    W. Patrick McCray
    W. Patrick McCray

    Professor, History, University of California, Santa Barbara

    Mara Mills
    Mara Mills

    Assistant Professor, English, University of California, Santa Barbara

    Cyrus C.M. Mody
    Cyrus C.M. Mody

    Assistant Professor, History, Rice University

  • The Soviet Home Front: Work, Life, and Loyalty during World War II  |  Abstract

    This collaboration focuses on the Soviet home front and the epic of human sacrifice that sustained the Red Army and helped to win World War II. Unlike World War I, which created social strains that led to revolution, there were no mass uprisings against Stalinist rule. There are many conflicting explanations for this phenomenon, yet almost no research has been done on conditions and the moods of the population. Using archival and other sources, the project focuses on six areas: the evacuation of factories and people; restructuring, reinstallation, and staffing of industry; living and working conditions; improvisation and popular responses; rebuilding industry in liberated territories; and power conflicts among the military, soviets, and Party organizations. Goldman and Filtzer collaborated previously on organizing an international conference on Russian/ Soviet labor history, and editing a volume from its proceedings: A Dream Deferred: New Studies in Russian and Soviet Labour History (Peter Lang, 2008). Both have extensively studied Soviet labor with Filtzer focusing on famine, mortality, diet, and health and with Goldman focusing on women and gender, and political terror in the earlier Soviet period. Employing this complementary expertise, the collaboration will produce an article, and, ultimately a co-written book. Award period: January 1, 2011 – December 31, 2012

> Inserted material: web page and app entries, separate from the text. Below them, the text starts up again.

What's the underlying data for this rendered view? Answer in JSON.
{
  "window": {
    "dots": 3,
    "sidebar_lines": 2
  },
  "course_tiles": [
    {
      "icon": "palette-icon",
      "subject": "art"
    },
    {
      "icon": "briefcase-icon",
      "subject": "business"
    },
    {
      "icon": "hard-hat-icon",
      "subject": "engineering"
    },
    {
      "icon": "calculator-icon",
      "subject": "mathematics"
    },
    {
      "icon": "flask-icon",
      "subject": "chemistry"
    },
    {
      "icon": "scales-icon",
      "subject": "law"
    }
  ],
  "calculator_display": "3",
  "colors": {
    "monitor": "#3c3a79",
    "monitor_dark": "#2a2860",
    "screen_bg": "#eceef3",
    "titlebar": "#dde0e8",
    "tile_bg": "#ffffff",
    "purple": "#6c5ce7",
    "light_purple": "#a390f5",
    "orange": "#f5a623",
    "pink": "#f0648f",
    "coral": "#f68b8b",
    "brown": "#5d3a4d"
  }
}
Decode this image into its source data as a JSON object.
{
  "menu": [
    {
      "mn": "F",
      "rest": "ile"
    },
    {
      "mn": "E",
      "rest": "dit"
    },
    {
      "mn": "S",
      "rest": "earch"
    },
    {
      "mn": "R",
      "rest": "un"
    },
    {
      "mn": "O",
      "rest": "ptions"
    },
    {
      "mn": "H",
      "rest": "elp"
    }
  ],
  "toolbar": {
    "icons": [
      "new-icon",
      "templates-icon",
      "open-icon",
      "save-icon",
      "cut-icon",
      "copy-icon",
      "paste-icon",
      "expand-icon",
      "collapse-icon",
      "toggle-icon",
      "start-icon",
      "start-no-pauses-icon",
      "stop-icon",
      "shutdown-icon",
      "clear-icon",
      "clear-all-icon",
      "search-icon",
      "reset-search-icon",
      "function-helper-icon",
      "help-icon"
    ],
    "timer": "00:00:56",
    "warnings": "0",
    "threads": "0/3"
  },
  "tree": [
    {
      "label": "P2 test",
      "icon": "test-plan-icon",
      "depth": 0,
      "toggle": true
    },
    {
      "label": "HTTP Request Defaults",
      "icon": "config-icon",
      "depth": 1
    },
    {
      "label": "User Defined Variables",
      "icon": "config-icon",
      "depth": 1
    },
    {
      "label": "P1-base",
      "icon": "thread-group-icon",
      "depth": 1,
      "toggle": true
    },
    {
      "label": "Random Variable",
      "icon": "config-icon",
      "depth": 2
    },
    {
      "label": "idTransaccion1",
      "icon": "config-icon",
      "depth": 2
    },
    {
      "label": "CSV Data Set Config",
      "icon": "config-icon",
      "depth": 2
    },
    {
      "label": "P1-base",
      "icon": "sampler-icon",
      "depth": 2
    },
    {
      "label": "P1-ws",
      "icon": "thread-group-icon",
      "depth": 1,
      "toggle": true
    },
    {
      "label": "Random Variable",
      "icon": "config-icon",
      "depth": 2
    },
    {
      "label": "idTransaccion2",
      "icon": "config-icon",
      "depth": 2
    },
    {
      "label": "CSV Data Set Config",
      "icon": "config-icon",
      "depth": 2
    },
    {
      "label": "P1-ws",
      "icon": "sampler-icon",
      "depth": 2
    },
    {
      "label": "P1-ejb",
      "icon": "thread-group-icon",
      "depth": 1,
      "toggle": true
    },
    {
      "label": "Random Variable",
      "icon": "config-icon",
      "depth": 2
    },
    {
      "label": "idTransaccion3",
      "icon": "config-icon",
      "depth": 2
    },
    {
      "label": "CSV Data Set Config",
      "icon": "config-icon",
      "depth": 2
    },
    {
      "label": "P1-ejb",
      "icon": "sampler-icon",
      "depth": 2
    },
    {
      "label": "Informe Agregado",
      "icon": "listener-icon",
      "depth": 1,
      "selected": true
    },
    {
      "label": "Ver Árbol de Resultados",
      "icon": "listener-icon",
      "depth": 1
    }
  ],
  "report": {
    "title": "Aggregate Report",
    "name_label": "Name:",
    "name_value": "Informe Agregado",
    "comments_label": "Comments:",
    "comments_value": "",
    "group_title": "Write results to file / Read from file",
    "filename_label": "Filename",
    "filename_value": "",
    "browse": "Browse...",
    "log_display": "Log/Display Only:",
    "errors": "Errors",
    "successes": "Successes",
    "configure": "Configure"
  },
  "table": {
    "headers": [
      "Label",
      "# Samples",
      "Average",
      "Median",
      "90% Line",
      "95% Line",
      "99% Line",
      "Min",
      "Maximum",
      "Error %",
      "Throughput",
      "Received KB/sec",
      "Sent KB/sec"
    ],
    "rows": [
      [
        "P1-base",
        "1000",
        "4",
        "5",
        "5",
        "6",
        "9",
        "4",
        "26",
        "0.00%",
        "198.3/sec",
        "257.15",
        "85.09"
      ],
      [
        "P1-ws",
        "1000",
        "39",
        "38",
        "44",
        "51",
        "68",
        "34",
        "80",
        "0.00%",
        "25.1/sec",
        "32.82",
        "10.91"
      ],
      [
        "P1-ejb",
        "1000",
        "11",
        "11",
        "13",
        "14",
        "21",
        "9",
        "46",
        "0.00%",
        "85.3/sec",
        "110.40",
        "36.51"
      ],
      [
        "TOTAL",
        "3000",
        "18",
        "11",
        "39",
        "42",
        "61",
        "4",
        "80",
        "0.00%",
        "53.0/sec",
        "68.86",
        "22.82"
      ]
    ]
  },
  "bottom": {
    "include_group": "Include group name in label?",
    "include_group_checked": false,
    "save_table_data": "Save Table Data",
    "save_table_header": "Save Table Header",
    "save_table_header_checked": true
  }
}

    Donald A. Filtzer
    Donald A. Filtzer

    Professor, School of Humanities & Social Sciences, University of East London

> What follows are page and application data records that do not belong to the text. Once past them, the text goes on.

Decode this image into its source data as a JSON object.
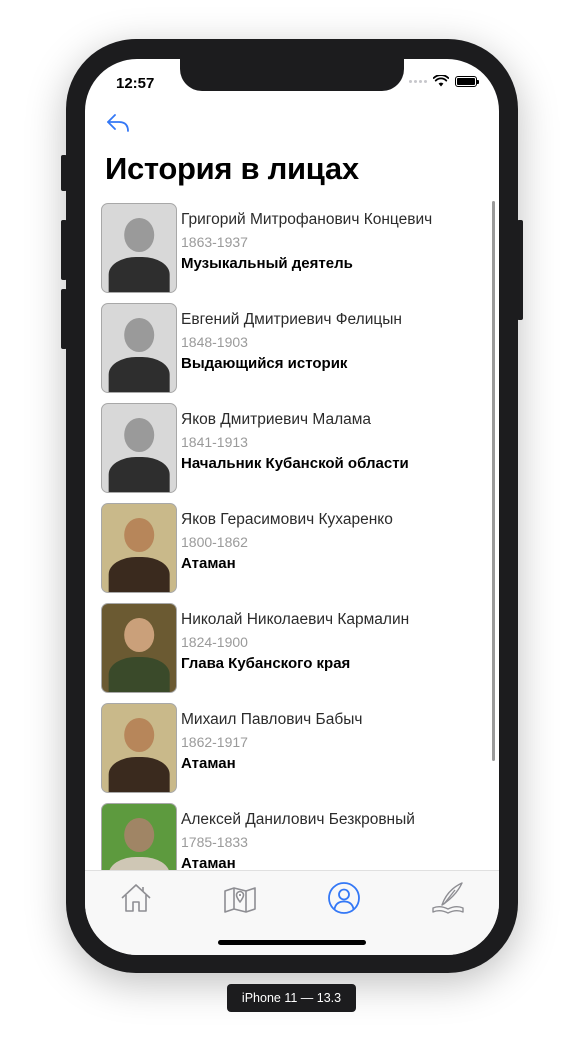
{
  "status_bar": {
    "time": "12:57"
  },
  "header": {
    "title": "История в лицах",
    "back_icon": "back-arrow-icon"
  },
  "colors": {
    "accent": "#3478f6",
    "tab_inactive": "#8e8e93"
  },
  "people": [
    {
      "name": "Григорий Митрофанович Концевич",
      "years": "1863-1937",
      "role": "Музыкальный деятель",
      "photo_tone": "bw"
    },
    {
      "name": "Евгений Дмитриевич Фелицын",
      "years": "1848-1903",
      "role": "Выдающийся историк",
      "photo_tone": "bw"
    },
    {
      "name": "Яков Дмитриевич Малама",
      "years": "1841-1913",
      "role": "Начальник Кубанской области",
      "photo_tone": "bw"
    },
    {
      "name": "Яков Герасимович Кухаренко",
      "years": "1800-1862",
      "role": "Атаман",
      "photo_tone": "oval-color"
    },
    {
      "name": "Николай Николаевич Кармалин",
      "years": "1824-1900",
      "role": "Глава Кубанского края",
      "photo_tone": "color"
    },
    {
      "name": "Михаил Павлович Бабыч",
      "years": "1862-1917",
      "role": "Атаман",
      "photo_tone": "oval-color"
    },
    {
      "name": "Алексей Данилович Безкровный",
      "years": "1785-1833",
      "role": "Атаман",
      "photo_tone": "monument"
    }
  ],
  "tabbar": {
    "tabs": [
      {
        "icon": "home-icon",
        "active": false
      },
      {
        "icon": "map-pin-icon",
        "active": false
      },
      {
        "icon": "person-circle-icon",
        "active": true
      },
      {
        "icon": "quill-book-icon",
        "active": false
      }
    ]
  },
  "device_caption": "iPhone 11 — 13.3"
}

    Wendy Z. Goldman
    Wendy Z. Goldman

    Professor, History, Carnegie Mellon University

  • Unsettling the State: A Collaborative Ethnography of Ambiguity and Experimentation in Regional Government in Peru  |  Abstract

    The research takes a major infrastructural development project in Cusco's Vilcanota Valley as a site from which to explore the tensions and ambiguities surrounding new state forms in Peru. Ethnographic research will focus on material and discursive practices involved in the implementation of three specific projects in road building, territorial reordering, and sanitation. In studying these domains of expert and state intervention into the material and social landscape, the project explores how claims to expert knowledge and appeals to international regulatory regimes support and interrupt the idea of regional government as a new state form, which is a form grounded in the promise of regional autonomy and modernity. The collaboration has grown from a long history of research experience in Cusco where Harvey has researched language, state formation, and engineering practice, and Poole has studied indigenism, race, law, and politics. Their different areas of specialization converge around a shared interest in exploring ambiguous domains of power and in developing ethnographic approaches for study of the modern state. In developing collaborative approaches to the study of governance and expertise, the project also draws on Harvey’s work in the anthropology of science and technology in relation to infrastructural projects and public works in Spain and the United Kingdom, and on Poole’s ethnographic and archival research on liberalism, ethnicity, and the state in Oaxaca, Mexico. The collaboration was initially supported by a ESRC-SSRC Collaborative Visiting Fellowship for Poole at the Centre for Research on Socio-Cultural Change in Manchester, UK, which is co-directed by Harvey. Outputs will include a jointly authored monograph on the technical and legal dynamics of regional state practice; an international workshop which will be held in Cusco in 2011/12; and a co-written article reflecting on methods and collaborative anthropology. Award period: January 1, 2011 – June 30, 2012

    Penelope M. Harvey
    Penelope M. Harvey

    Professor, Social Anthropology, University of Manchester, UK

    Deborah A. Poole
    Deborah A. Poole

    Professor, Anthropology, Johns Hopkins University